Appledore Research Group attended NOKIA’s annual Global Analyst Forum, held at the firm’s experience center in Espoo Finland. The event covered nearly two full days, and spanned the (extensive) scope of Nokia’s portfolio, from software to consumer products (via licensing and partners).
Appledore Research Group is primarily focused on the software, processes and business transformations essential to wring the most business benefit from virtualization (or a likely hybrid future); so I’ll concentrate on the topics closest to that theme.
My first observation is that Nokia has, to a significant degree, successfully integrated its pre-existing and Alcatel-Lucent products and resources. Today, not that long after the merger, there is little evidence of the two pre-existing firms, and all signs – both overt and subtle – indicate that a truly cooperative combination has, and is occurring. It is worth noting that many of the Alcatel-Lucent leaders, ways of working and strategic directions remain at the forefront – embraced as strengths rather than being rejected as ‘Foreign bodies”. This bodes well for the combined organization, which clearly values and draws on its rich diversity of strengths.
Marcus Weldon, President of bell Labs, set the tone with a set of fundamental technology and economic trends, which he believes, and we agree, will set the rules for the industry and define possible opportunities. Beside that, listening to Marcus is always mind expanding 🙂
Above: Weldon: if we are not careful, flexibility drives costs up; automation brings them down.

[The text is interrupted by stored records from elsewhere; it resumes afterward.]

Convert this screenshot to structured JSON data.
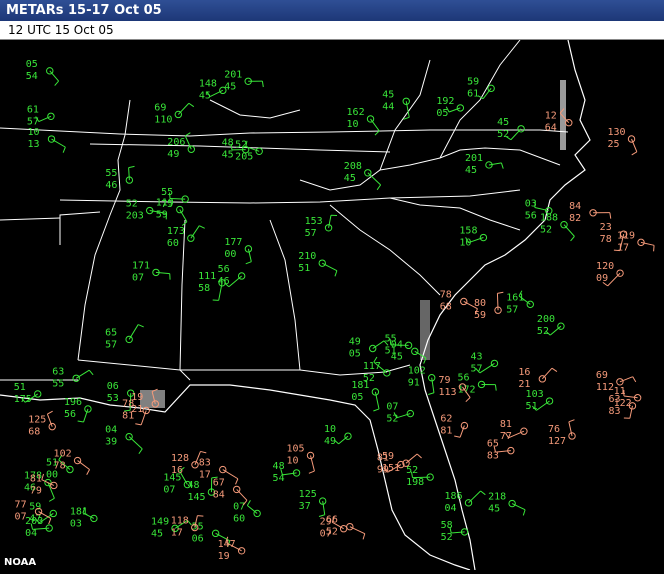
{
  "header": {
    "title": "METARs 15-17 Oct 05"
  },
  "subheader": {
    "valid_time": "12 UTC 15 Oct 05"
  },
  "credit": "NOAA",
  "colors": {
    "vfr": "#39e639",
    "ifr": "#f59a7a",
    "border": "#ffffff",
    "background": "#000000"
  },
  "icons": {
    "station": "station-circle-icon",
    "wind": "wind-barb-icon"
  },
  "stations_green": [
    [
      "218",
      "45"
    ],
    [
      "45",
      "52"
    ],
    [
      "208",
      "45"
    ],
    [
      "48",
      "45"
    ],
    [
      "196",
      "56"
    ],
    [
      "178",
      "46"
    ],
    [
      "52",
      "205"
    ],
    [
      "04",
      "45"
    ],
    [
      "201",
      "45"
    ],
    [
      "49",
      "05"
    ],
    [
      "56",
      "46"
    ],
    [
      "177",
      "00"
    ],
    [
      "45",
      "44"
    ],
    [
      "186",
      "04"
    ],
    [
      "55",
      "51"
    ],
    [
      "119",
      "59"
    ],
    [
      "181",
      "05"
    ],
    [
      "03",
      "56"
    ],
    [
      "59",
      "47"
    ],
    [
      "210",
      "51"
    ],
    [
      "201",
      "45"
    ],
    [
      "117",
      "52"
    ],
    [
      "04",
      "39"
    ],
    [
      "203",
      "04"
    ],
    [
      "192",
      "05"
    ],
    [
      "171",
      "07"
    ],
    [
      "55",
      "46"
    ],
    [
      "181",
      "03"
    ],
    [
      "148",
      "45"
    ],
    [
      "103",
      "51"
    ],
    [
      "145",
      "07"
    ],
    [
      "52",
      "203"
    ],
    [
      "05",
      "54"
    ],
    [
      "200",
      "52"
    ],
    [
      "48",
      "54"
    ],
    [
      "51",
      "00"
    ],
    [
      "43",
      "57"
    ],
    [
      "158",
      "10"
    ],
    [
      "52",
      "198"
    ],
    [
      "10",
      "49"
    ],
    [
      "161",
      "57"
    ],
    [
      "07",
      "52"
    ],
    [
      "56",
      "172"
    ],
    [
      "07",
      "60"
    ],
    [
      "162",
      "10"
    ],
    [
      "149",
      "45"
    ],
    [
      "188",
      "52"
    ],
    [
      "06",
      "53"
    ],
    [
      "153",
      "57"
    ],
    [
      "173",
      "60"
    ],
    [
      "61",
      "57"
    ],
    [
      "111",
      "58"
    ],
    [
      "51",
      "175"
    ],
    [
      "59",
      "61"
    ],
    [
      "55",
      "06"
    ],
    [
      "58",
      "52"
    ],
    [
      "206",
      "49"
    ],
    [
      "65",
      "57"
    ],
    [
      "48",
      "145"
    ],
    [
      "10",
      "13"
    ],
    [
      "125",
      "37"
    ],
    [
      "69",
      "110"
    ],
    [
      "102",
      "91"
    ],
    [
      "63",
      "55"
    ],
    [
      "55",
      "75"
    ]
  ],
  "stations_pink": [
    [
      "69",
      "112"
    ],
    [
      "11",
      "122"
    ],
    [
      "62",
      "81"
    ],
    [
      "23",
      "78"
    ],
    [
      "130",
      "25"
    ],
    [
      "119",
      "17"
    ],
    [
      "120",
      "09"
    ],
    [
      "79",
      "113"
    ],
    [
      "63",
      "83"
    ],
    [
      "16",
      "21"
    ],
    [
      "78",
      "68"
    ],
    [
      "76",
      "127"
    ],
    [
      "81",
      "77"
    ],
    [
      "12",
      "64"
    ],
    [
      "84",
      "82"
    ],
    [
      "80",
      "59"
    ],
    [
      "65",
      "83"
    ],
    [
      "19",
      "21"
    ],
    [
      "81",
      "99"
    ],
    [
      "67",
      "84"
    ],
    [
      "125",
      "68"
    ],
    [
      "81",
      "79"
    ],
    [
      "83",
      "17"
    ],
    [
      "78",
      "81"
    ],
    [
      "147",
      "19"
    ],
    [
      "118",
      "17"
    ],
    [
      "105",
      "10"
    ],
    [
      "102",
      "78"
    ],
    [
      "59",
      "151"
    ],
    [
      "77",
      "07"
    ],
    [
      "128",
      "16"
    ],
    [
      "66",
      "52"
    ],
    [
      "29",
      "07"
    ]
  ]
}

Building on this theme, Bhaskar Gorti, president of “Applications and Analytics” (Nokia’s name for its consolidated OSS/BSS/Analytics/MANO portfolio) gave what I felt was a compelling presentation on his a) strategy and b) execution for that business group. Bhaskar’s essential strategy is to build a true software business, independent of hardware, at scale. To accomplish this he is investing in core assets and transformations that allow software to be built and designed efficiently, such that he can be cost effective, profitable as well as delivering agile products and solutions.
I apologize if I sound like a Dilbert cartoon, with that string of buzz-words. I want to emphasize that I was impressed. A&A is building a library of re-usable software components that will allow them to develop software products faster, with higher quality. The unspoken secret if they are successful is that their maintenance and regression testing costs could plummet. This is not rocket science in the software biz, but it has rarely been implemented successfully in large, staid telecom NEPs. According to Bhaskar’s data, they are about 30% along in the transformation of products to the new architecture; and will achieve 100% by the end of 2018. That folks, is astounding. I’ll probably ask for the fine print somewhere toward the end of next year, but its impressive nonetheless.
Component based software implements efficient “manufacturing” methods, applied to software. But anyone in the telecom OSS business (forgive my “old” term, its used to make the point) knows that software itself is only a small percentage of the total cost and complexity of delivery. The balance falls in a) selling the right thing (important! Not always done!) and in b) efficient delivery, integration, data migration, configuration and training.
Historically, there is vastly more money spent on these closely tied services around OSS than on the core software, and in new technology areas the trend is even more so. Moreover, this is where solutions can be “made or broken” – with an extensible architecture or one too focused on the initial service at hand and therefore insufficiently flexible. Nokia, according to Bhaskar and his lieutenants, is investing in automation that makes their delivery more efficient and repeatable, and also in the skills to help their SP clients implement and achieve automation. We look forward to evidence and success stories from the field, but this is the right approach.
[Graphic to be updated]: Elisa is applying Nokia sourced AI to achieve automation in incident reduction and remediation
There was a similar story from Basil Alwan and his extended team. There is a broad and aggressive story from his “IP and Optical” BU, but I’d like to focus on a few related topics (see also our research note on this topic, under the “research” tab): the new FP4 service router family, Network Services Platform (their SDN+ engine), and the Deepfield analytics software. Core to ARG’s focus, Deepfield is becoming a core asset for all of these technical platforms (both hardware and software), delivering the deep network+service intelligence needed to make better, automated decisions. NSP, and SR-series routers then become the decision-making and execution engines to effect grooming, cleansing, path optimization and healing. The topics are far too deep and broad to be covered here, but IP/Optical is working toward a set of assets and process flows that allow networks to be much more flexible, agile (quick), efficient (use of capacity) and resilient (via smart, potentially mass, healing and grooming). These are the things of cost efficiency combined in a happy mix with potentially better resiliency and customer satisfaction.
Our opinion here at Appledore is that this matters greatly to the core of our industry – Service Providers. Efficiency with quality is the lifeblood of competitiveness, both in terms of margins, but also in retaining and winning back business from enterprises, OTTs and Webscale competitors. I hope what we were shown at a high level proves its mettle in deployment, and that SPs embrace the technology, process and mindset changes necessary to reap the full rewards of cloud technology and operations.